_What you have to do_
Line count for "price": say how many lines of the data contain it, with no other text.

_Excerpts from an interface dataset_
============================================================
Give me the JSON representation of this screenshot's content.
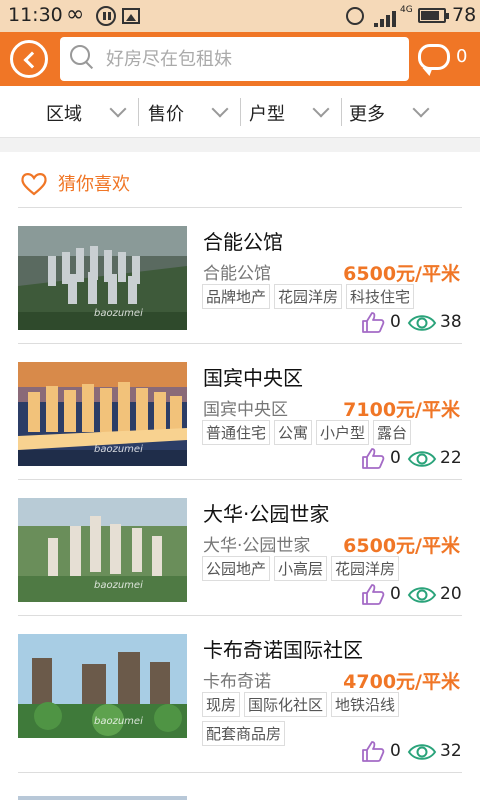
{
  "status": {
    "time": "11:30",
    "network": "4G",
    "battery": "78"
  },
  "header": {
    "search_placeholder": "好房尽在包租妹",
    "messages_count": "0"
  },
  "filters": [
    "区域",
    "售价",
    "户型",
    "更多"
  ],
  "section_title": "猜你喜欢",
  "watermark": "baozumei",
  "listings": [
    {
      "title": "合能公馆",
      "subtitle": "合能公馆",
      "price": "6500元/平米",
      "tags": [
        "品牌地产",
        "花园洋房",
        "科技住宅"
      ],
      "likes": "0",
      "views": "38"
    },
    {
      "title": "国宾中央区",
      "subtitle": "国宾中央区",
      "price": "7100元/平米",
      "tags": [
        "普通住宅",
        "公寓",
        "小户型",
        "露台"
      ],
      "likes": "0",
      "views": "22"
    },
    {
      "title": "大华·公园世家",
      "subtitle": "大华·公园世家",
      "price": "6500元/平米",
      "tags": [
        "公园地产",
        "小高层",
        "花园洋房"
      ],
      "likes": "0",
      "views": "20"
    },
    {
      "title": "卡布奇诺国际社区",
      "subtitle": "卡布奇诺",
      "price": "4700元/平米",
      "tags": [
        "现房",
        "国际化社区",
        "地铁沿线",
        "配套商品房"
      ],
      "likes": "0",
      "views": "32"
    }
  ],
  "colors": {
    "accent": "#f07626",
    "statusbar": "#f5d9b8",
    "like_icon": "#a46bc6",
    "view_icon": "#2aa37a"
  }
}
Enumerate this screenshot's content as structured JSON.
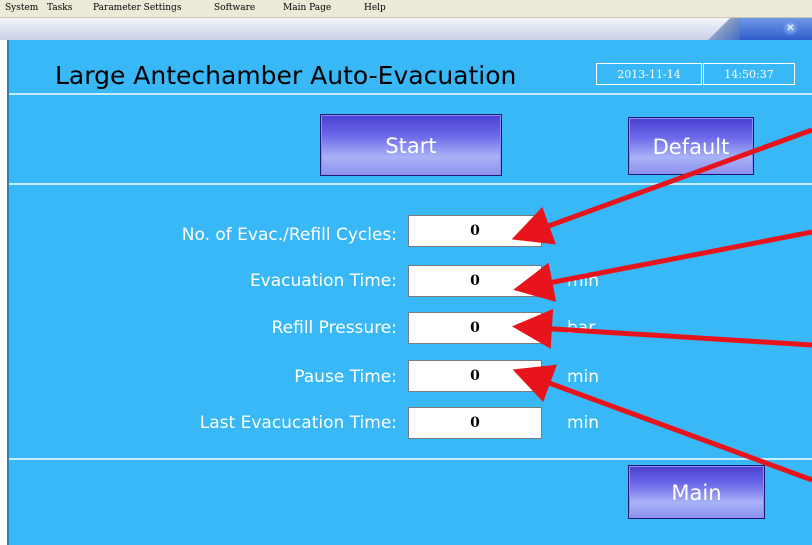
{
  "menu": [
    "System",
    "Tasks",
    "Parameter Settings",
    "Software",
    "Main Page",
    "Help"
  ],
  "window": {
    "close_glyph": "✕"
  },
  "header": {
    "title": "Large Antechamber Auto-Evacuation",
    "date": "2013-11-14",
    "time": "14:50:37"
  },
  "buttons": {
    "start": "Start",
    "default": "Default",
    "main": "Main"
  },
  "fields": [
    {
      "label": "No. of Evac./Refill Cycles:",
      "value": "0",
      "unit": ""
    },
    {
      "label": "Evacuation Time:",
      "value": "0",
      "unit": "min"
    },
    {
      "label": "Refill Pressure:",
      "value": "0",
      "unit": "bar"
    },
    {
      "label": "Pause Time:",
      "value": "0",
      "unit": "min"
    },
    {
      "label": "Last Evacucation Time:",
      "value": "0",
      "unit": "min"
    }
  ],
  "colors": {
    "panel": "#39b8f7",
    "button": "#6d69ea",
    "arrow": "#e8141b"
  },
  "icons": {
    "close": "close-icon",
    "annotation": "red-arrow-annotation"
  }
}
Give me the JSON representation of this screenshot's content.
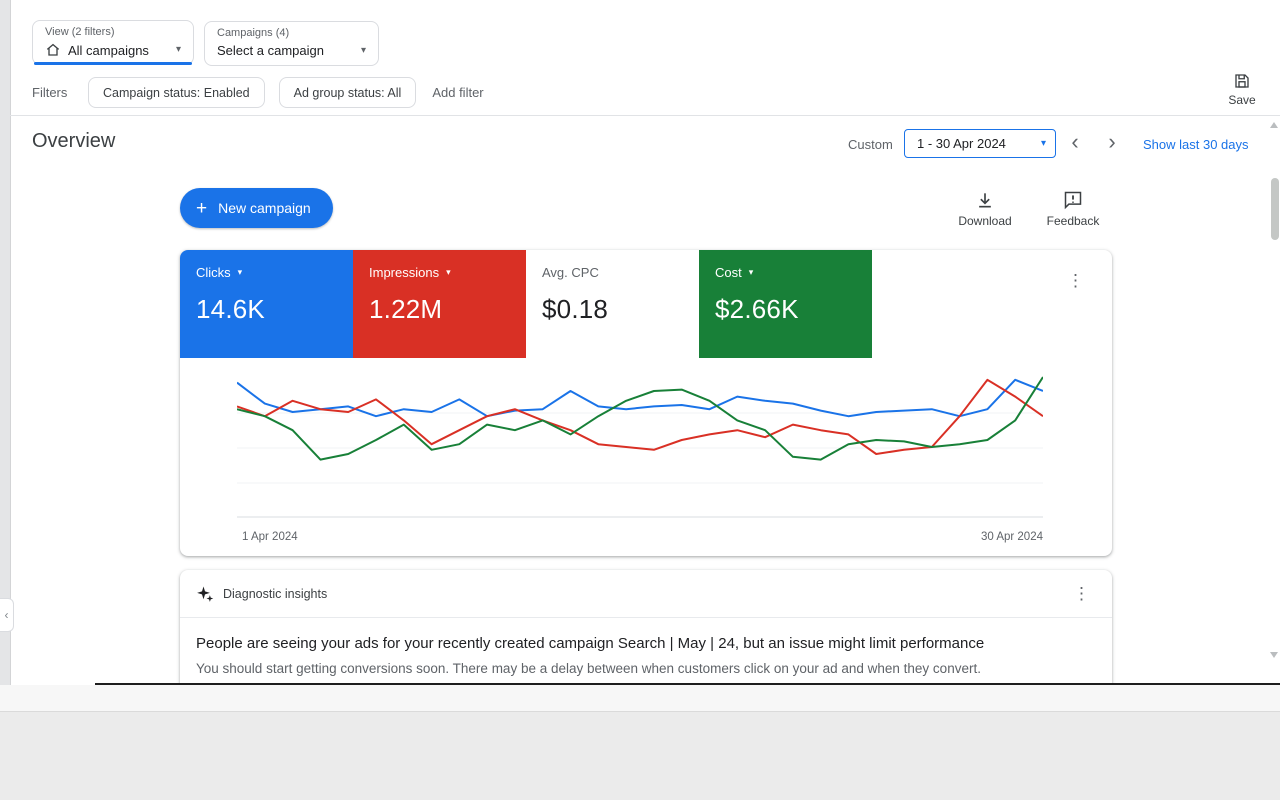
{
  "colors": {
    "accent_blue": "#1a73e8",
    "tile_red": "#d93025",
    "tile_green": "#188038",
    "text_dark": "#202124",
    "text_gray": "#5f6368"
  },
  "icons": {
    "caret": "▾",
    "dots": "⋮",
    "chevron_left": "‹",
    "chevron_right": "›",
    "plus": "+"
  },
  "topbar": {
    "view_selector": {
      "label": "View (2 filters)",
      "value": "All campaigns"
    },
    "campaign_selector": {
      "label": "Campaigns (4)",
      "value": "Select a campaign"
    }
  },
  "filters_bar": {
    "label": "Filters",
    "chips": [
      {
        "text": "Campaign status: Enabled"
      },
      {
        "text": "Ad group status: All"
      }
    ],
    "add_filter": "Add filter",
    "save_label": "Save"
  },
  "header": {
    "title": "Overview",
    "custom_label": "Custom",
    "date_range": "1 - 30 Apr 2024",
    "show_last_label": "Show last 30 days"
  },
  "actions": {
    "new_campaign_label": "New campaign",
    "download_label": "Download",
    "feedback_label": "Feedback"
  },
  "metrics": [
    {
      "label": "Clicks",
      "value": "14.6K",
      "bg": "#1a73e8",
      "label_fg": "#ffffff",
      "value_fg": "#ffffff",
      "has_caret": true
    },
    {
      "label": "Impressions",
      "value": "1.22M",
      "bg": "#d93025",
      "label_fg": "#ffffff",
      "value_fg": "#ffffff",
      "has_caret": true
    },
    {
      "label": "Avg. CPC",
      "value": "$0.18",
      "bg": "#ffffff",
      "label_fg": "#5f6368",
      "value_fg": "#202124",
      "has_caret": false
    },
    {
      "label": "Cost",
      "value": "$2.66K",
      "bg": "#188038",
      "label_fg": "#ffffff",
      "value_fg": "#ffffff",
      "has_caret": true
    }
  ],
  "chart_data": {
    "type": "line",
    "title": "",
    "x_axis": {
      "start_label": "1 Apr 2024",
      "end_label": "30 Apr 2024",
      "points": 30
    },
    "y_axis": {
      "labels_visible": false,
      "scale": "relative 0-100, estimated from pixels"
    },
    "legend_position": "none",
    "grid": true,
    "series": [
      {
        "name": "Clicks",
        "color": "#1a73e8",
        "values": [
          96,
          81,
          75,
          77,
          79,
          72,
          77,
          75,
          84,
          72,
          76,
          77,
          90,
          79,
          77,
          79,
          80,
          77,
          86,
          83,
          81,
          76,
          72,
          75,
          76,
          77,
          72,
          77,
          98,
          90
        ]
      },
      {
        "name": "Impressions",
        "color": "#d93025",
        "values": [
          79,
          72,
          83,
          77,
          75,
          84,
          69,
          52,
          62,
          72,
          77,
          69,
          62,
          52,
          50,
          48,
          55,
          59,
          62,
          57,
          66,
          62,
          59,
          45,
          48,
          50,
          72,
          98,
          86,
          72
        ]
      },
      {
        "name": "Cost",
        "color": "#188038",
        "values": [
          77,
          72,
          62,
          41,
          45,
          55,
          66,
          48,
          52,
          66,
          62,
          69,
          59,
          72,
          83,
          90,
          91,
          83,
          69,
          62,
          43,
          41,
          52,
          55,
          54,
          50,
          52,
          55,
          69,
          100
        ]
      }
    ]
  },
  "insights": {
    "title": "Diagnostic insights",
    "headline": "People are seeing your ads for your recently created campaign Search | May | 24, but an issue might limit performance",
    "body": "You should start getting conversions soon. There may be a delay between when customers click on your ad and when they convert."
  }
}
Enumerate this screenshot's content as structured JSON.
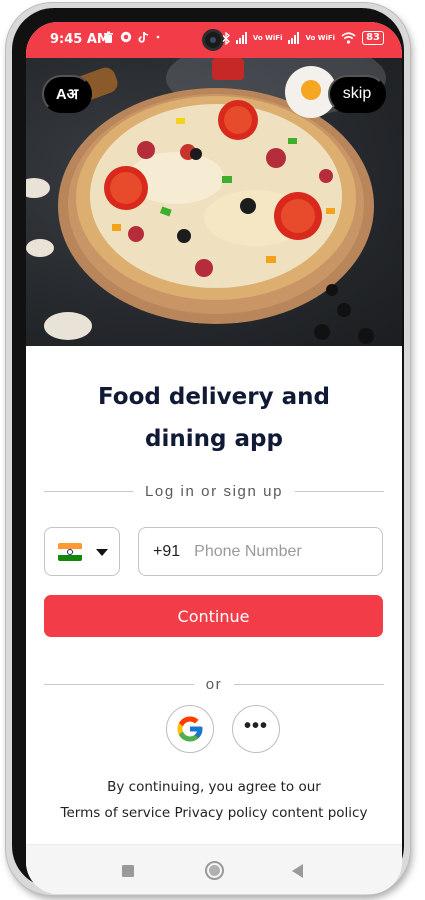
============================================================
_Task output_
4